One of England's most notorious planning enforcement matters looks as if it might be in its final stages after a 'bench' arrest warrant was issued by the High Court last week.
For those unfamiliar with the case, the facts are as follows:
- Mr Fidler built a large house on his farm in the Surrey green-belt, without planning permission, in 2000.
- He hid the house behind a large number of hay bales and then moved into the property with his family in 2002.
- The hay bales were removed four years later, when Mr Fidler believed the house would be immune from planning enforcement.
- The Council bought enforcement action against him, requiring the house to be knocked down. Mr Fidler appealed the enforcement notice - and lost - in 2008.
- He judicially reviewed the appeal decision in the High Court - and lost - in 2010; before appealing to the Court of Appeal. The Court of Appeal case was also unsuccessful.
- The Council obtained an injunction requiring demolition of the house; which Mr Fidler has failed to comply with.
- He is now facing Contempt of Court proceedings, which could result in imprisonment.
Aside from the facts, which appear to amount to a rather cynical attempt to game the planning system, the reason this case has gained so much attention is because of the response of parliament.
Mr Fidler's battle to keep his house in the High Court happened to coincide with the passing of the Localism Act and is widely considered to be the inspiration (and reason) for the government introducing 'concealment' provisions into the legislation. As a result of which, local planning authorities can now seek to dis-apply the standard planning immunity provisions if the breach has been deliberately concealed from them.
Ironically, both the inspector, the High Court Judge, and the Court of Appeal all found against Mr Fidler without the new legislation. That said, his 'Hidden House' looks set to go down in planning history as one of the most long running and influential planning enforcement battles of recent years.

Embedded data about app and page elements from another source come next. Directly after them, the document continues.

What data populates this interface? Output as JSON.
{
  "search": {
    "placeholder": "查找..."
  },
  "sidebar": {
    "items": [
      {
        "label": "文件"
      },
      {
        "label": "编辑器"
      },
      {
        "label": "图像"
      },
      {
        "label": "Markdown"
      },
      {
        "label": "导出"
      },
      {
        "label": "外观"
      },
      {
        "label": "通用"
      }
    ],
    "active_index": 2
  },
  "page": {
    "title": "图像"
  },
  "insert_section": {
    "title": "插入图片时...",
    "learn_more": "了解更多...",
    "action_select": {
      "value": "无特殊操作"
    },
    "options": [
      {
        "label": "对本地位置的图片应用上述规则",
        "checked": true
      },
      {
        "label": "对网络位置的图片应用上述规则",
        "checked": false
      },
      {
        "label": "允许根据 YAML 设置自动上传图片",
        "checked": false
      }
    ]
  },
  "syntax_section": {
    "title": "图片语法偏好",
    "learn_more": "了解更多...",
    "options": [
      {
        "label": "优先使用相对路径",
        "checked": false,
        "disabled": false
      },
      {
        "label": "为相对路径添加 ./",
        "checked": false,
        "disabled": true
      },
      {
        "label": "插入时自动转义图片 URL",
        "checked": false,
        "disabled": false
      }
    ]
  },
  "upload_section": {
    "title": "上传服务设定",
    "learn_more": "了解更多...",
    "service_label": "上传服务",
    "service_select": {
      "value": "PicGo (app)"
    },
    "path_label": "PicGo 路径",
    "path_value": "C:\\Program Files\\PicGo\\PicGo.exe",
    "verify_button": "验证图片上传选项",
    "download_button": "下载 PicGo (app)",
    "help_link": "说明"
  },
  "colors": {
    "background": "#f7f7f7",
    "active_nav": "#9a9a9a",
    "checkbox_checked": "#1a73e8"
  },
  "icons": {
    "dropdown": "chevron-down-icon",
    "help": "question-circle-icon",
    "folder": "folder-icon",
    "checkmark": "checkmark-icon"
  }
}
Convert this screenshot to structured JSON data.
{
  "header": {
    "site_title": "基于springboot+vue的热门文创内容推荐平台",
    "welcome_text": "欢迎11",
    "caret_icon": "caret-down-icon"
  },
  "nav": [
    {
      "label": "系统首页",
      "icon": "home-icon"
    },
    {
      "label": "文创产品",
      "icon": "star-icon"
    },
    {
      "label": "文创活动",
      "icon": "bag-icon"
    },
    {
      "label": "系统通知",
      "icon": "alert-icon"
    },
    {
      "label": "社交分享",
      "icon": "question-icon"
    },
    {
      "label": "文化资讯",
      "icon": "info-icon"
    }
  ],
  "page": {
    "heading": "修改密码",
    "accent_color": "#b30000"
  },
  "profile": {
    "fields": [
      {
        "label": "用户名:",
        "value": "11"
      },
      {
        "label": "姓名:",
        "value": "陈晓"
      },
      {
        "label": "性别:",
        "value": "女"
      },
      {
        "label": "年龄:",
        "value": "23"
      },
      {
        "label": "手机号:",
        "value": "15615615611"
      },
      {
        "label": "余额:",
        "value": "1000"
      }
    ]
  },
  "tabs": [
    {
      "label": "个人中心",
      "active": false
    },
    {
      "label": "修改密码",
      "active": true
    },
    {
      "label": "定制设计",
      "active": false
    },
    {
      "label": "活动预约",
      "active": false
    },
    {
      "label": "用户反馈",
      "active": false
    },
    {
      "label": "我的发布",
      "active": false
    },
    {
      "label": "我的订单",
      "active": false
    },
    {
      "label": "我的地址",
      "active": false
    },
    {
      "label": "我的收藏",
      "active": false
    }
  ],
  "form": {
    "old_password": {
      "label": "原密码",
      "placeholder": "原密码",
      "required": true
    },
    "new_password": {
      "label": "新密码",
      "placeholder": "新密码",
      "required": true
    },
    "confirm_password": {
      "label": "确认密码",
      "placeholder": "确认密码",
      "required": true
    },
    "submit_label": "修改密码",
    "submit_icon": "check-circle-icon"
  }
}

Mr Justice Dove said he was satisfied that Mr Fidler knew about the hearing and, given the “potentially extremely serious consequences” for him, he should be given one final opportunity to provide an explanation for breaching the orders. ... Mr Fidler has told the BBC previously: “Obviously it would be quite difficult to demolish something you are very proud of. I don’t think I have any choice really. "What they are saying now is if I don’t demolish it within 90 days, they can put me in prison.” In a statement the council ruled out suggestions that the castle could stay, saying it would set an unacceptable precedent for development in the green belt. “The construction breached national and local planning rules designed to protect the green belt, which local authorities like ours have a duty to uphold,” they said.